Dorothy L. Sayers. "Dante and Milton," Further Papers on Dante (New York: Harper & Brothers, 1957), 148-182.
Yet Dorothy L. Sayers admits there is little textual evidence for a direct influence of one over the other, and she is quick to state her bias towards towards Dante. It soon becomes clear that her strategy is to use Milton as a foil for Dante, and consequently, to denigrate Renaissance Humanism as the corruption of medieval Catholicism (indeed, she says that she and Dante "share the same faith").
In contrast to Milton, whose expectation of perfection in everyone and every institution led to a life of shocks, failures and disillusionments, Dante's whole nature, his entire being, was present in and expressed by his faith. And Sayers is eager to point out that "nowhere in Dante do we find the smallest vestige of contempt for, or resentment against, Women in general." This is because "Dante was sexually centralised" and Milton was not.
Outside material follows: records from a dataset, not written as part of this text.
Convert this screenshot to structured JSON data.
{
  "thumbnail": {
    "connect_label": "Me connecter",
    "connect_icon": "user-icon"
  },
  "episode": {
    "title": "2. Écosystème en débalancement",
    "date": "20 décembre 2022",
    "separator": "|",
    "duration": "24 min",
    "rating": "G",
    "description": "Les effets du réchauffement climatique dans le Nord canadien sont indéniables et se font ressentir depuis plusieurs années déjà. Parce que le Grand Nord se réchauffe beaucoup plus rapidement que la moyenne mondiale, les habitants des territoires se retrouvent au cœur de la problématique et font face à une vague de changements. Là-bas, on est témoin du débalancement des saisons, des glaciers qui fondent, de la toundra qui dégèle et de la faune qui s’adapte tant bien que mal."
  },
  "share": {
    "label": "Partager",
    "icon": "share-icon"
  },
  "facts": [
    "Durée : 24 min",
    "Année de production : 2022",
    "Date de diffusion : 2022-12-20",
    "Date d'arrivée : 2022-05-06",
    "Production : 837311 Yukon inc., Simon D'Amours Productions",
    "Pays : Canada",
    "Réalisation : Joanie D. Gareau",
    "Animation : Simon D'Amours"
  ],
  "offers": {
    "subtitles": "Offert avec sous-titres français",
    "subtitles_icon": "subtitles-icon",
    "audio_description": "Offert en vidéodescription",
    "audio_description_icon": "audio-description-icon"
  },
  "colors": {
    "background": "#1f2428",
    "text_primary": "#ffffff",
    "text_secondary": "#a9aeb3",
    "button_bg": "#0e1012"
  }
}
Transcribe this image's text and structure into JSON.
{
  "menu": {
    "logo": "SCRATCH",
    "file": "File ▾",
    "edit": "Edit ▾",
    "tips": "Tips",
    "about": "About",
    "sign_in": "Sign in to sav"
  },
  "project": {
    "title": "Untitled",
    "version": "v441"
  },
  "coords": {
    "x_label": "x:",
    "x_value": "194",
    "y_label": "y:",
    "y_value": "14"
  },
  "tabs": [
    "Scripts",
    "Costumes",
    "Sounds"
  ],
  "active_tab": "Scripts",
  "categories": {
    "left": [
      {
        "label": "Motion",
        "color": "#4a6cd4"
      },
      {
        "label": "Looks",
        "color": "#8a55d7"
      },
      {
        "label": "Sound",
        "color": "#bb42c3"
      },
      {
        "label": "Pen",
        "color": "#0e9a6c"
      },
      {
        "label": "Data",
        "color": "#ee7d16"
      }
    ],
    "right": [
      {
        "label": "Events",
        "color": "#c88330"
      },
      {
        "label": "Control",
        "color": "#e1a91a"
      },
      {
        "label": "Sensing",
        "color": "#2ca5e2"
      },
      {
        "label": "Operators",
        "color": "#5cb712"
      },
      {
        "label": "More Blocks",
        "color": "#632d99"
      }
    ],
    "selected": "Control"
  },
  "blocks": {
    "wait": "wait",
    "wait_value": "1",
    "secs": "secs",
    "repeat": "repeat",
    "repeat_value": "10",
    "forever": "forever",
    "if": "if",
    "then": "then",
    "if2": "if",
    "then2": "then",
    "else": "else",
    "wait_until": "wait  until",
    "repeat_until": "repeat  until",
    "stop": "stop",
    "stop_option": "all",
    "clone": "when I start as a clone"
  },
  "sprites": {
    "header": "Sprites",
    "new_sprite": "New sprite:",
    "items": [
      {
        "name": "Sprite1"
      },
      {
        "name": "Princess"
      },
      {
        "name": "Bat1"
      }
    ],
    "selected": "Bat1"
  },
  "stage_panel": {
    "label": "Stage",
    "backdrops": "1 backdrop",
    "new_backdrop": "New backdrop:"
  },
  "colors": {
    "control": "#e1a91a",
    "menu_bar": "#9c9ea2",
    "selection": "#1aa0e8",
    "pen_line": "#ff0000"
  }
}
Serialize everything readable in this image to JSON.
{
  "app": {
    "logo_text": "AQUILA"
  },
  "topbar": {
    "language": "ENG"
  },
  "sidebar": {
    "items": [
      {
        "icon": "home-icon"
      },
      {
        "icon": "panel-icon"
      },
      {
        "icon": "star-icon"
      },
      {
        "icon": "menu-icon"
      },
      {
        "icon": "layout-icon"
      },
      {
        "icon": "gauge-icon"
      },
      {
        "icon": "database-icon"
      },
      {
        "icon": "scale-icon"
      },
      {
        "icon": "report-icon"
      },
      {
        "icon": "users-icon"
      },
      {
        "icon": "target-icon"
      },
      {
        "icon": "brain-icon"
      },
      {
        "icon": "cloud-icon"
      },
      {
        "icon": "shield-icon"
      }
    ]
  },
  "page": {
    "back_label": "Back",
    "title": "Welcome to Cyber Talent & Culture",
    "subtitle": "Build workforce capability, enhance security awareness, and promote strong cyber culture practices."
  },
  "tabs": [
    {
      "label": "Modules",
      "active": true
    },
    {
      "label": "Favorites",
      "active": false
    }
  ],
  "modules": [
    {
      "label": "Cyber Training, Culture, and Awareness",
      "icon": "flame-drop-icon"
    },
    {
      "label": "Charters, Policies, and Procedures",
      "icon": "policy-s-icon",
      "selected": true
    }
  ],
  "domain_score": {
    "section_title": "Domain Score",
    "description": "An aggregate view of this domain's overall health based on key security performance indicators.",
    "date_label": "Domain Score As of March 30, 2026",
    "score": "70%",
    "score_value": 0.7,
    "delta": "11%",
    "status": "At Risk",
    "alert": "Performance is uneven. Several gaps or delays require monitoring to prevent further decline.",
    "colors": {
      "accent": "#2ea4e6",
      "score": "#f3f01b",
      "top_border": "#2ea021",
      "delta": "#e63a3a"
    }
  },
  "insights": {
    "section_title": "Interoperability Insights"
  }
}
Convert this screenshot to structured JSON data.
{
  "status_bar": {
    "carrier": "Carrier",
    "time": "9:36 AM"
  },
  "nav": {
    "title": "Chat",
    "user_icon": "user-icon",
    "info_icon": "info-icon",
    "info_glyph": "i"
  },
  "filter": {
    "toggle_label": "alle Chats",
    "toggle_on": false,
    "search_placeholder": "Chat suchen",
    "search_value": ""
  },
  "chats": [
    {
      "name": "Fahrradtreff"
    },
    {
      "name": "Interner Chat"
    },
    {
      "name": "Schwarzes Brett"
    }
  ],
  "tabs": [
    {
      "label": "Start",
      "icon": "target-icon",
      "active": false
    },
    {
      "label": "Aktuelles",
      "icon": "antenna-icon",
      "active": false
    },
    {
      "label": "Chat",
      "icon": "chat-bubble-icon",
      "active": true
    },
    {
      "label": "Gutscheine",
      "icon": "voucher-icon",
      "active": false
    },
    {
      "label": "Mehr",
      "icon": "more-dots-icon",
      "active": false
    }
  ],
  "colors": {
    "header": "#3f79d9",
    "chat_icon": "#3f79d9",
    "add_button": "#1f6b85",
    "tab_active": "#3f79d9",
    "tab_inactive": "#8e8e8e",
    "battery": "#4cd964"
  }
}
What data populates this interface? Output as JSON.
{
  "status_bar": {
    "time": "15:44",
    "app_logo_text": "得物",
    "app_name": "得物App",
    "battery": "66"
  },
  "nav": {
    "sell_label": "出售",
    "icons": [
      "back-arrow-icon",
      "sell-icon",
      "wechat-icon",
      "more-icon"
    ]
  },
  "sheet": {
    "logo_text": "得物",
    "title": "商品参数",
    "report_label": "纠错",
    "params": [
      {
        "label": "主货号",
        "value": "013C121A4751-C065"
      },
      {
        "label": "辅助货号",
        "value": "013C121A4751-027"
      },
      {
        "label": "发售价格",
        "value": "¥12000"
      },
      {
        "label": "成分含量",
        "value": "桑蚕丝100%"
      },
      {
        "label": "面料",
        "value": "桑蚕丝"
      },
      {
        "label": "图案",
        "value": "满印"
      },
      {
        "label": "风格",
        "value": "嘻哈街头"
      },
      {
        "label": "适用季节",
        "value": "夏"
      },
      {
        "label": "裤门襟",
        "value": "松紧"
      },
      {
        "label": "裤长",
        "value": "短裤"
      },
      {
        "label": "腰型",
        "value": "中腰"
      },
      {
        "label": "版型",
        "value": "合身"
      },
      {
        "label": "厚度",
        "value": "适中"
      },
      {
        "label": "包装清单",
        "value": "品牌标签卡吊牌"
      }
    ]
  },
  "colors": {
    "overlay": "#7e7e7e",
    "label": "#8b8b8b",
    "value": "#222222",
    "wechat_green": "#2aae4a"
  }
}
In other words, Dante was a grounded realist, while Milton's "idealism was his undoing, and his very virtues betrayed him." This helps to explain why Milton makes the God of Paradise Lost into a set of abstract properties and theological affectations; and why Milton landed in between the heresies of Arianism on the one hand (disbelief in the full divinity of Christ) and Pelagianism (human nature is sufficient in itself to achieve salvation and perfection) on the other.
"Milton," Sayers finally observes, "was a Dante deprived of Beatrice."